Hispanic Prisoners in the Civil War
Federico Fernandez Cavada was born in Cienfuegos, Cuba in 1832. His father, Isodoro Cavada, died in 1838 and Federico was sent to live with his mother, Emily Gatier, in Philiadelphia. In Philadelphia the young Cavada was educated and became an engineer. A staunch abolitionist, Cavada enlisted, along with his brother Adolfo, in the Union Army at the outbreak of the Civil War, in which he served as an engineer. Assigned to a hot air balloon observation unit, Cavada spent a good deal of time in 1862 drawing maps and sketches while floating above Confederate positions in Virginia.
By July of 1863 Cavada had achieved the rank of Lt. Colonel and was in command of the 114th Pennsylvania Infantry. On July 2, 1863 the regiment was engaged in fierce fighting at the Battle of Gettysburg and Cavada was captured by Confederate forces. After a march of nearly two weeks, he found himself held in the infamous Libby Prison in Richmond, VA. Cavada was held as a prisoner of war until the Spring of 1864, when he was exchanged. Later that year he published his prison memoir, Libby Life: Experiences of a Prisoner of War in Richmond, VA, 1863-1864. Complete with his own illustrations, Cavada's book gave a detailed narrative of the prisoner of war experience from his capture until his release.
NPS/Andersonville National Historic Site
After the Civil War, Cavada was appointed as a consul in Cuba. In 1869 he resigned, and joined the Cuban resistance against Spanish rule in the Cuban Ten Years War. Although he survived his prisoner of war experience in Libby Prison, he would not be so fortunate in Cuba. Captured by Spanish forces, he was executed by firing squad in July of 1871.
Although Cavada is the most prominent Hispanic prisoner held during the Civil War, he was not the only one to suffer in captivity for his new country. Juan Castaño was a Spaniard living in Buffalo, NY when he enlisted in the 140th New York as a substitute in 1863. Captured at Bristoe Station in October 1863, Castaño was first held in Richmond before being transferred to Andersonville in the Spring of 1864. He died of diarrhea on May 17, 1864 and is buried in grave 1,177 in Andersonville National Cememtery.

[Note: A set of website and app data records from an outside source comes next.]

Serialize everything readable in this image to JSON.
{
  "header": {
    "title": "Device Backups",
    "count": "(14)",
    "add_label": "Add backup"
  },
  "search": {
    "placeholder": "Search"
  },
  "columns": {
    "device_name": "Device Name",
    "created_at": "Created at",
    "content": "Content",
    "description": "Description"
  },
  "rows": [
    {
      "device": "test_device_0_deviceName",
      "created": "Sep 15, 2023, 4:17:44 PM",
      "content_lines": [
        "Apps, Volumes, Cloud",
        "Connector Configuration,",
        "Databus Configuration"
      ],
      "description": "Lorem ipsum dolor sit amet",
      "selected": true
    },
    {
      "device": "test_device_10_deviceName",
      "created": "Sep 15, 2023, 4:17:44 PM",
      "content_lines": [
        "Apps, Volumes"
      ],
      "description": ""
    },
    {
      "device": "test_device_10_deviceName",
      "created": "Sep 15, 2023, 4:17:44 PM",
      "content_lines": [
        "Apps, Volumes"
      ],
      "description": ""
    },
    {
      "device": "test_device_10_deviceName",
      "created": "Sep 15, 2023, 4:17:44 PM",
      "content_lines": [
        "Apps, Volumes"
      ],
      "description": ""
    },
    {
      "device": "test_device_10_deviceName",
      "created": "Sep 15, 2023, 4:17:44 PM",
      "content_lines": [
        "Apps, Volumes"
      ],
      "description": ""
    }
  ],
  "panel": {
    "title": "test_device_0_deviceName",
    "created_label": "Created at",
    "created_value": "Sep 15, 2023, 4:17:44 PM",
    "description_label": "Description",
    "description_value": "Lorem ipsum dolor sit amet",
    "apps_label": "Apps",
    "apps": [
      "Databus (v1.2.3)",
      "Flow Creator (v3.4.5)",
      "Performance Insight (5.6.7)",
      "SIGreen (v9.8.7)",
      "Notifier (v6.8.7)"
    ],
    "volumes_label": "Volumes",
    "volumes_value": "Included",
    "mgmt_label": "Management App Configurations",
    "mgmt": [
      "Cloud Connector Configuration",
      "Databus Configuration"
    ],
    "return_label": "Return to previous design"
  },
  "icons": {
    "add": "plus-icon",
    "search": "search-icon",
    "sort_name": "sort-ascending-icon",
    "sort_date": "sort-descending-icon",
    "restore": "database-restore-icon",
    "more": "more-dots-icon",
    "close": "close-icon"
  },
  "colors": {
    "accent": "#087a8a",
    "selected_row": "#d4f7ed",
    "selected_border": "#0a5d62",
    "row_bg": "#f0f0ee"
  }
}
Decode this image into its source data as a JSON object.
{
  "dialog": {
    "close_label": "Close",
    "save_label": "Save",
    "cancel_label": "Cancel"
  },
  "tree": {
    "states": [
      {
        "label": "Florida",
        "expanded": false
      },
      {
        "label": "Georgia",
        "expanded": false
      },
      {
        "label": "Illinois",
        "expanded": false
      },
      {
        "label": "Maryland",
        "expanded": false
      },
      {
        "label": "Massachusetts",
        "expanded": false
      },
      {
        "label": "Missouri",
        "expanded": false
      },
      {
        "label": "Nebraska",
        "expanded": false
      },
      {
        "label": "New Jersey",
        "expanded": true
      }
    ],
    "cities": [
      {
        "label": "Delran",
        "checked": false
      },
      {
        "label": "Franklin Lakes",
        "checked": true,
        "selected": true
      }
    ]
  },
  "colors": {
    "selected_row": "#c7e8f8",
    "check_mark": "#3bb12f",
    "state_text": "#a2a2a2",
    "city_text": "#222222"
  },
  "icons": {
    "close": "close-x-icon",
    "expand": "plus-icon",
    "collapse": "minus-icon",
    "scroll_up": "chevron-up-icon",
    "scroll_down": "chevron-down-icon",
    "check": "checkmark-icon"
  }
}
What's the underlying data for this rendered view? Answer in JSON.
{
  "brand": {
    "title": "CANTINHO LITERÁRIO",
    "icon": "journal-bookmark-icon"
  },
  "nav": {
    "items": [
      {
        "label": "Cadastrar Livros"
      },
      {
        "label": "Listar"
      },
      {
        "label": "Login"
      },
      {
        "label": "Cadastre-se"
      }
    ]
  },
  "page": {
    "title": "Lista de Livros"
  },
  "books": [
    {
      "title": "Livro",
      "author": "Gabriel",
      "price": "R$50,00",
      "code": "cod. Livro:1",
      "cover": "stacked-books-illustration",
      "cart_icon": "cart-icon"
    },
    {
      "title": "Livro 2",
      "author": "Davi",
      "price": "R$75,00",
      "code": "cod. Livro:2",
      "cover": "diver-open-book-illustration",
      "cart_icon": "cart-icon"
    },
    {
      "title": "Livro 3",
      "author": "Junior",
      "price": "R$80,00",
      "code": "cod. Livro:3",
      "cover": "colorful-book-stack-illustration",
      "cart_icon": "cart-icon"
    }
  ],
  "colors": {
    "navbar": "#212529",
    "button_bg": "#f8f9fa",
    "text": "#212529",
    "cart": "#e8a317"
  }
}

Osceola Pochontas was born around 1838 in Mexico. Prior to enlistment in the Union Army he worked as a seaman, which might help explain how he ended up in Connecticut sometime after 1860. Pochontas enlisted in Company L of the 1st Connecticut Cavalry on January 6, 1864. He was captured on May 5, 1864 at Craig's Church, VA and sent to Andersonville. He died on October 11, 1864 of scurvy and is buried in grave 10,676 in the Andersonville National Cemetery. To date, Pochontas and Castaño Pochontas are the only documented Hispanic soldiers to be held at Andersonville Prison.
The contributions made by Hispanics during the Civil War are often overlooked. They risked their lives and their freedom in order to ensure that the nation would be preserved. Their stories, which are still being discovered and told, provide inspiration and reflection as the legacy of the Civil War belongs to all Americans.
Did You Know?
Andersonville prison was the deadliest prisoner of war camp during the Civil War with a total of nearly 13,000 deaths. Over 40% of all Union prisoners of war who died during the Civil War perished at Andersonville.